“ Masticha girl,” Artemis Kohas, has been educating customers about the medicinal, aesthetic, and culinary treasures of her native island’s resin for 5 ½ years from the small shop she runs on Orchard Street in the historic Lower East Side, a neighborhood known for its strong immigrant texture. As a first-generation Greek-American whose parents come from one of the 24 “Mastic Villages,” she stands proud behind the natural product. “We have so much by way of natural products in Greece,” she says, “the problem is we don’t market them enough.”
Her store, Mastiha Shop, is trying to change all that. By featuring products cultivated by the official cooperative of the growers of mastiha in Chios, she has become a de facto “mastiha ambassador.” “We are all ambassadors of Greek culture if we are Greek,” she contends. . “Masticha has become a vehicle for educating the public about masticha and Greek culture, lifestyle, and natural products,” she explains. “If you go to dinner at a friend’s house, bring along a Greek something—a Greek desert, a Greek wine, even Greek jewelry,” she suggests, “You should educate others about your culture because in essence that is who you are.”

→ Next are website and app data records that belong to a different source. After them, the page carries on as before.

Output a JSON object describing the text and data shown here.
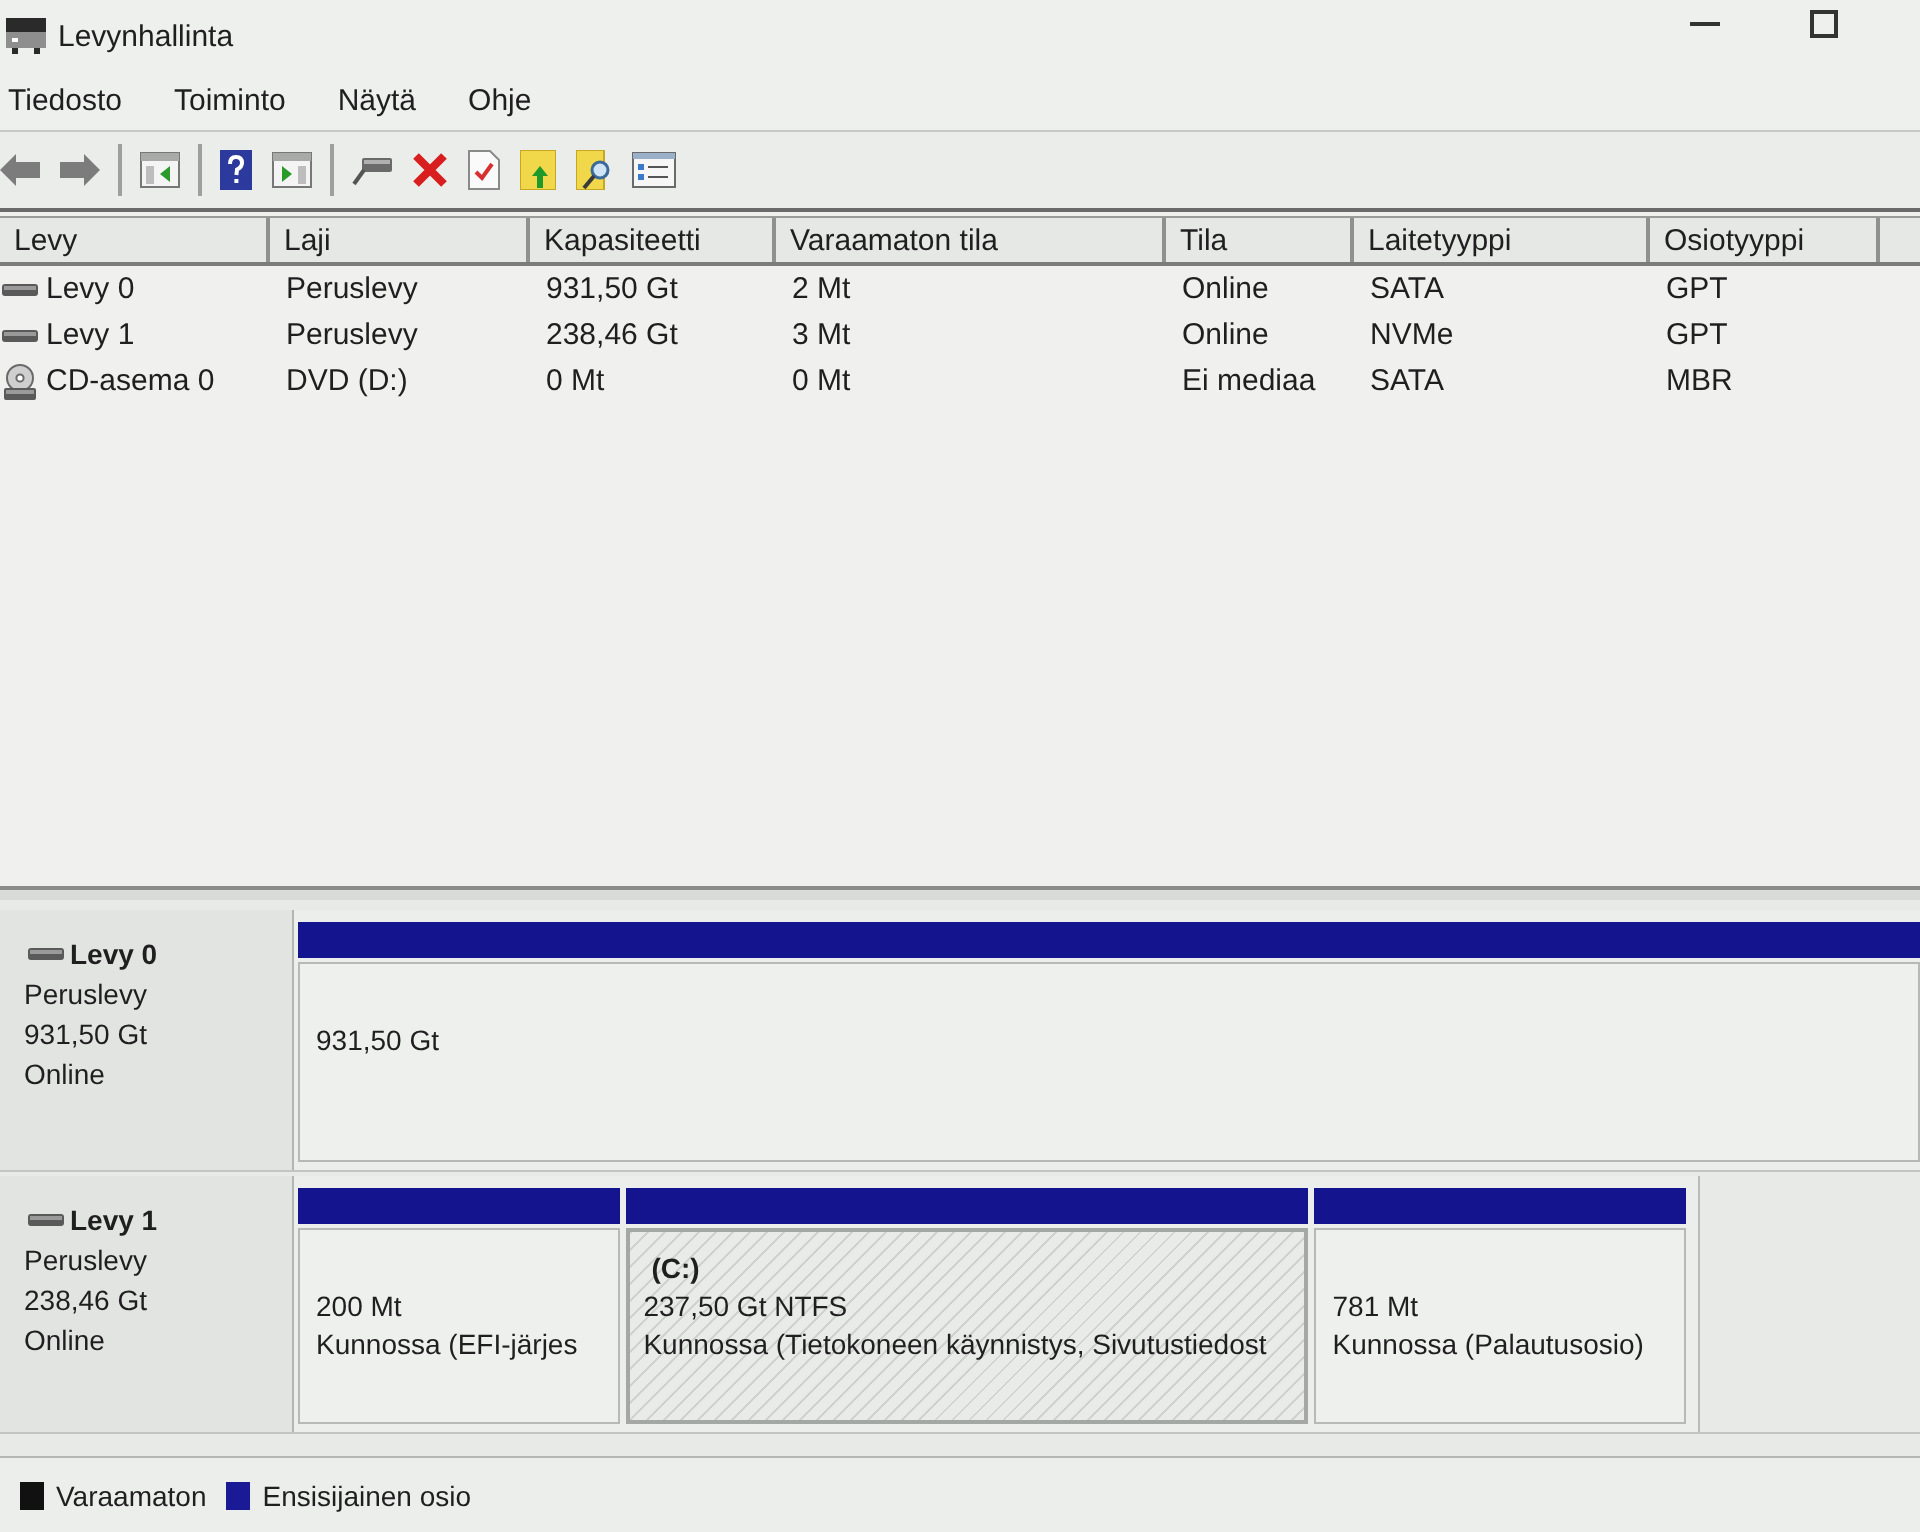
{
  "window": {
    "title": "Levynhallinta"
  },
  "menu": [
    {
      "label": "Tiedosto"
    },
    {
      "label": "Toiminto"
    },
    {
      "label": "Näytä"
    },
    {
      "label": "Ohje"
    }
  ],
  "volume_list": {
    "columns": [
      "Levy",
      "Laji",
      "Kapasiteetti",
      "Varaamaton tila",
      "Tila",
      "Laitetyyppi",
      "Osiotyyppi"
    ],
    "rows": [
      {
        "kind": "disk",
        "cells": [
          "Levy 0",
          "Peruslevy",
          "931,50 Gt",
          "2 Mt",
          "Online",
          "SATA",
          "GPT"
        ]
      },
      {
        "kind": "disk",
        "cells": [
          "Levy 1",
          "Peruslevy",
          "238,46 Gt",
          "3 Mt",
          "Online",
          "NVMe",
          "GPT"
        ]
      },
      {
        "kind": "cd",
        "cells": [
          "CD-asema 0",
          "DVD (D:)",
          "0 Mt",
          "0 Mt",
          "Ei mediaa",
          "SATA",
          "MBR"
        ]
      }
    ]
  },
  "disks": [
    {
      "name": "Levy 0",
      "type": "Peruslevy",
      "size": "931,50 Gt",
      "status": "Online",
      "partitions": [
        {
          "size": "931,50 Gt",
          "selected": false
        }
      ]
    },
    {
      "name": "Levy 1",
      "type": "Peruslevy",
      "size": "238,46 Gt",
      "status": "Online",
      "partitions": [
        {
          "size": "200 Mt",
          "status": "Kunnossa (EFI-järjes",
          "selected": false
        },
        {
          "label": "(C:)",
          "size": "237,50 Gt NTFS",
          "status": "Kunnossa (Tietokoneen käynnistys, Sivutustiedost",
          "selected": true
        },
        {
          "size": "781 Mt",
          "status": "Kunnossa (Palautusosio)",
          "selected": false
        }
      ]
    }
  ],
  "legend": [
    {
      "label": "Varaamaton",
      "color": "#111111"
    },
    {
      "label": "Ensisijainen osio",
      "color": "#1a1a96"
    }
  ]
}
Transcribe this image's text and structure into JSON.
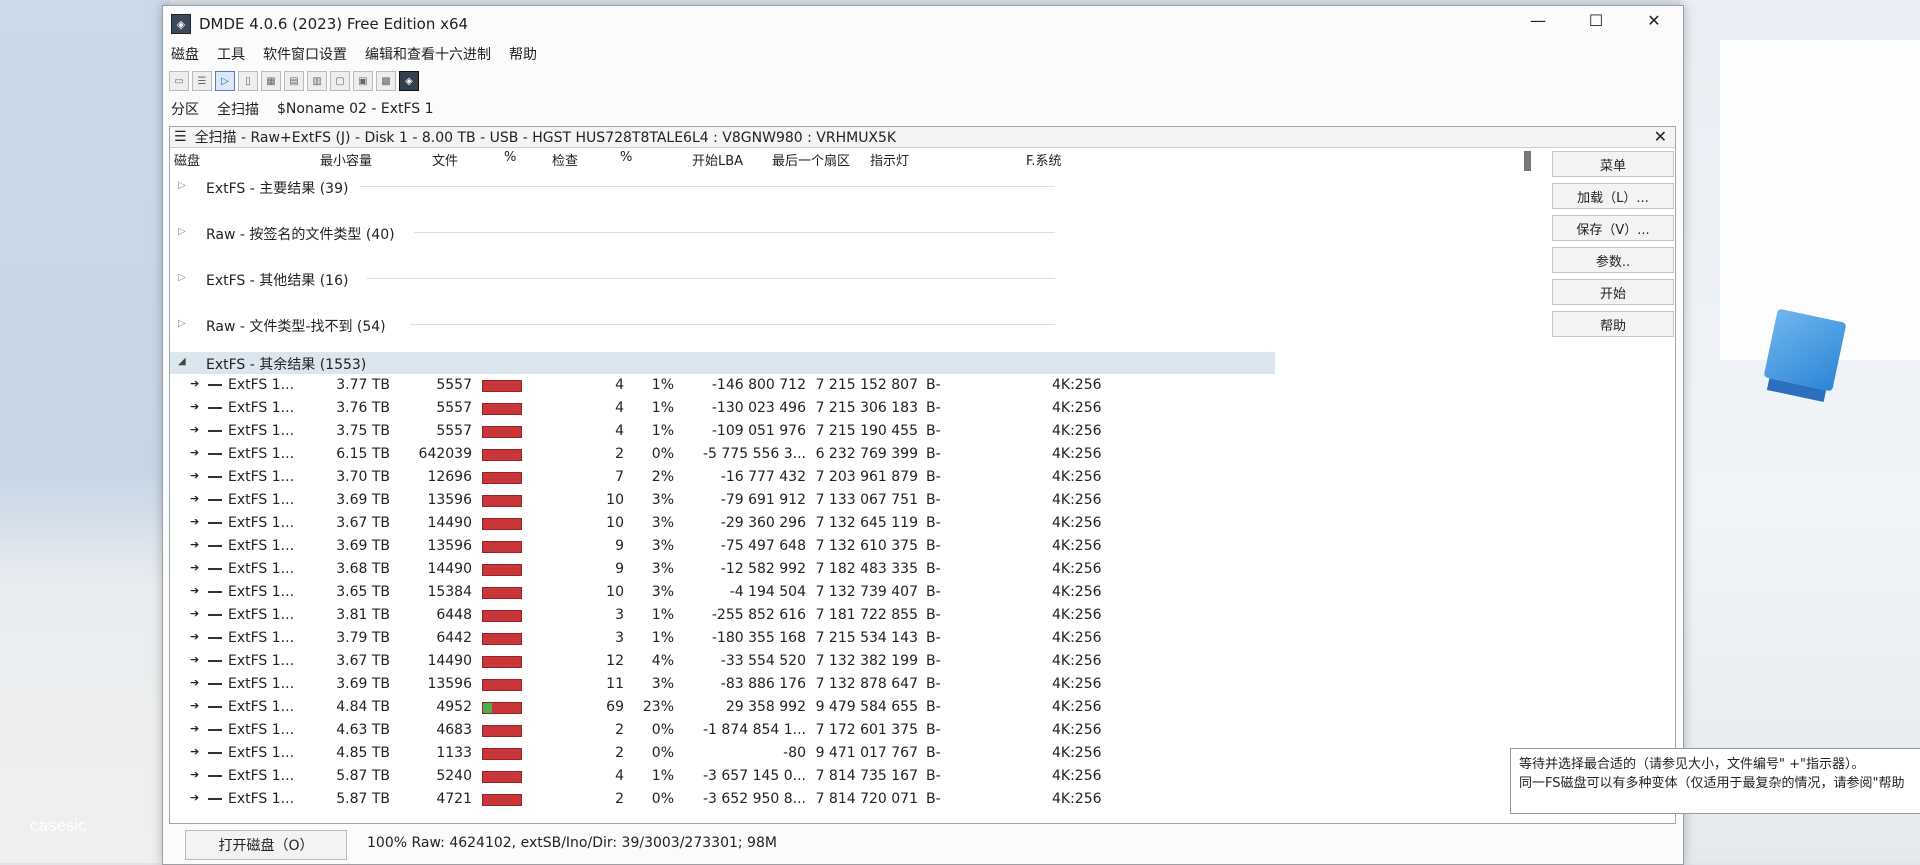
{
  "window": {
    "title": "DMDE 4.0.6 (2023) Free Edition x64",
    "app_icon": "dmde-logo-icon"
  },
  "menu": [
    "磁盘",
    "工具",
    "软件窗口设置",
    "编辑和查看十六进制",
    "帮助"
  ],
  "breadcrumb": {
    "partition_label": "分区",
    "scan_label": "全扫描",
    "volume": "$Noname 02 - ExtFS 1"
  },
  "panel": {
    "title": "全扫描 - Raw+ExtFS (J) - Disk 1 - 8.00 TB - USB - HGST HUS728T8TALE6L4 : V8GNW980 : VRHMUX5K"
  },
  "columns": {
    "disk": "磁盘",
    "min_size": "最小容量",
    "files": "文件",
    "pct1": "%",
    "check": "检查",
    "pct2": "%",
    "start_lba": "开始LBA",
    "last_sector": "最后一个扇区",
    "indicator": "指示灯",
    "fs": "F.系统"
  },
  "groups": [
    {
      "label": "ExtFS - 主要结果 (39)"
    },
    {
      "label": "Raw - 按签名的文件类型 (40)"
    },
    {
      "label": "ExtFS - 其他结果 (16)"
    },
    {
      "label": "Raw - 文件类型-找不到 (54)"
    },
    {
      "label": "ExtFS - 其余结果 (1553)"
    }
  ],
  "rows": [
    {
      "name": "ExtFS 1...",
      "size": "3.77 TB",
      "files": "5557",
      "check": "4",
      "pct": "1%",
      "start": "-146 800 712",
      "last": "7 215 152 807",
      "ind": "B-",
      "fs": "4K:256",
      "fill": 0
    },
    {
      "name": "ExtFS 1...",
      "size": "3.76 TB",
      "files": "5557",
      "check": "4",
      "pct": "1%",
      "start": "-130 023 496",
      "last": "7 215 306 183",
      "ind": "B-",
      "fs": "4K:256",
      "fill": 0
    },
    {
      "name": "ExtFS 1...",
      "size": "3.75 TB",
      "files": "5557",
      "check": "4",
      "pct": "1%",
      "start": "-109 051 976",
      "last": "7 215 190 455",
      "ind": "B-",
      "fs": "4K:256",
      "fill": 0
    },
    {
      "name": "ExtFS 1...",
      "size": "6.15 TB",
      "files": "642039",
      "check": "2",
      "pct": "0%",
      "start": "-5 775 556 3...",
      "last": "6 232 769 399",
      "ind": "B-",
      "fs": "4K:256",
      "fill": 0
    },
    {
      "name": "ExtFS 1...",
      "size": "3.70 TB",
      "files": "12696",
      "check": "7",
      "pct": "2%",
      "start": "-16 777 432",
      "last": "7 203 961 879",
      "ind": "B-",
      "fs": "4K:256",
      "fill": 0
    },
    {
      "name": "ExtFS 1...",
      "size": "3.69 TB",
      "files": "13596",
      "check": "10",
      "pct": "3%",
      "start": "-79 691 912",
      "last": "7 133 067 751",
      "ind": "B-",
      "fs": "4K:256",
      "fill": 0
    },
    {
      "name": "ExtFS 1...",
      "size": "3.67 TB",
      "files": "14490",
      "check": "10",
      "pct": "3%",
      "start": "-29 360 296",
      "last": "7 132 645 119",
      "ind": "B-",
      "fs": "4K:256",
      "fill": 0
    },
    {
      "name": "ExtFS 1...",
      "size": "3.69 TB",
      "files": "13596",
      "check": "9",
      "pct": "3%",
      "start": "-75 497 648",
      "last": "7 132 610 375",
      "ind": "B-",
      "fs": "4K:256",
      "fill": 0
    },
    {
      "name": "ExtFS 1...",
      "size": "3.68 TB",
      "files": "14490",
      "check": "9",
      "pct": "3%",
      "start": "-12 582 992",
      "last": "7 182 483 335",
      "ind": "B-",
      "fs": "4K:256",
      "fill": 0
    },
    {
      "name": "ExtFS 1...",
      "size": "3.65 TB",
      "files": "15384",
      "check": "10",
      "pct": "3%",
      "start": "-4 194 504",
      "last": "7 132 739 407",
      "ind": "B-",
      "fs": "4K:256",
      "fill": 0
    },
    {
      "name": "ExtFS 1...",
      "size": "3.81 TB",
      "files": "6448",
      "check": "3",
      "pct": "1%",
      "start": "-255 852 616",
      "last": "7 181 722 855",
      "ind": "B-",
      "fs": "4K:256",
      "fill": 0
    },
    {
      "name": "ExtFS 1...",
      "size": "3.79 TB",
      "files": "6442",
      "check": "3",
      "pct": "1%",
      "start": "-180 355 168",
      "last": "7 215 534 143",
      "ind": "B-",
      "fs": "4K:256",
      "fill": 0
    },
    {
      "name": "ExtFS 1...",
      "size": "3.67 TB",
      "files": "14490",
      "check": "12",
      "pct": "4%",
      "start": "-33 554 520",
      "last": "7 132 382 199",
      "ind": "B-",
      "fs": "4K:256",
      "fill": 0
    },
    {
      "name": "ExtFS 1...",
      "size": "3.69 TB",
      "files": "13596",
      "check": "11",
      "pct": "3%",
      "start": "-83 886 176",
      "last": "7 132 878 647",
      "ind": "B-",
      "fs": "4K:256",
      "fill": 0
    },
    {
      "name": "ExtFS 1...",
      "size": "4.84 TB",
      "files": "4952",
      "check": "69",
      "pct": "23%",
      "start": "29 358 992",
      "last": "9 479 584 655",
      "ind": "B-",
      "fs": "4K:256",
      "fill": 0.23
    },
    {
      "name": "ExtFS 1...",
      "size": "4.63 TB",
      "files": "4683",
      "check": "2",
      "pct": "0%",
      "start": "-1 874 854 1...",
      "last": "7 172 601 375",
      "ind": "B-",
      "fs": "4K:256",
      "fill": 0
    },
    {
      "name": "ExtFS 1...",
      "size": "4.85 TB",
      "files": "1133",
      "check": "2",
      "pct": "0%",
      "start": "-80",
      "last": "9 471 017 767",
      "ind": "B-",
      "fs": "4K:256",
      "fill": 0
    },
    {
      "name": "ExtFS 1...",
      "size": "5.87 TB",
      "files": "5240",
      "check": "4",
      "pct": "1%",
      "start": "-3 657 145 0...",
      "last": "7 814 735 167",
      "ind": "B-",
      "fs": "4K:256",
      "fill": 0
    },
    {
      "name": "ExtFS 1...",
      "size": "5.87 TB",
      "files": "4721",
      "check": "2",
      "pct": "0%",
      "start": "-3 652 950 8...",
      "last": "7 814 720 071",
      "ind": "B-",
      "fs": "4K:256",
      "fill": 0
    }
  ],
  "side_buttons": [
    "菜单",
    "加载（L）...",
    "保存（V）...",
    "参数..",
    "开始",
    "帮助"
  ],
  "tooltip": {
    "line1": "等待并选择最合适的（请参见大小，文件编号\" +\"指示器）。",
    "line2": "同一FS磁盘可以有多种变体（仅适用于最复杂的情况，请参阅\"帮助"
  },
  "status": {
    "open_button": "打开磁盘（O）",
    "text": "100% Raw: 4624102, extSB/Ino/Dir: 39/3003/273301; 98M"
  },
  "desktop_label": "casesic"
}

The Masticha shop is part of a chain of stores established 11 years ago by the official cooperative of growers of masticha in Chios, which has been in existence from 1938 (first shop sprung up in Chios, but they have expanded to other shops in Athens, in Eleftherios Venezelos Airport, Thessaloniki, Cyprus, Paris, and their newest flagship in Turkey). It features products as varied as the typical chewing gum to mastiha-infused toothpaste, mastiha-concocted soaps, marmalades infused with mastiha, even facial creams and hair products. The cooperative is currently expanding its product line by developing new cosmetics and creams with mastiha. Masticha is hand-cultivated, fair trade, green sustainable renewable resource with over 300 known uses. It dovetails comfortably into the natural food movement. Artemis assigns it to say the level of acai, pomegranate or wheat grass.
“I am from Chios but honestly, I did not even know all the uses of masticha until all these shops came around,” she confesses.
Ironically, because Chios was a region occupied by so many invaders, especially the Ottomans, the Chiotes were prohibited from using it for their own personal use. If they were caught ever keeping any for themselves, they were punished severely (for example, their fingers cut off.) As a result, mastiha is much more widely used in other places than on the island of its origin. The local culture lacks customs The Sultans loved it, and the Arabs went out of their way to import it.
As for the charge that the raw resin is hard to chew and sort of “weird,” the response from the public is quite the opposite. “Definitely, the majority of people love it, Americans, all different ethnicities. Even the raw resin. New Yorkers are especially savvy and they want something that is pure and good for them and they don’t mind chewing something a bit different,” she shares. “It’s actually addicting. I have customers who can’t stop chewing the raw resin because it helps them focus.”
As for the charge that it is too expensive, Artemis retorts that “people spend a fortune on a truffle, why not mastiha?”
“I think of Mastichashop as a new way of looking at something ancient,” Artemis contends.
The shop is always open 24/7 when you log onto www.mastihashopnyc.com.
Looking for a new twist to an age-old tradition? Why not use mastiha products in your bridal/baptismal favors and gift bags? Products are versatile enough to fit into many budgets.
[starlist][/starlist]mastiha taffy doused with vysinno (sour cherry syrup)
[starlist][/starlist]marmalades tinged with mastiha flavor
Depending on your budget, you can create a favor in a commemorative tin box for $20 and with just 3 or 4 food arrangements (in your own tulle bag) for $10.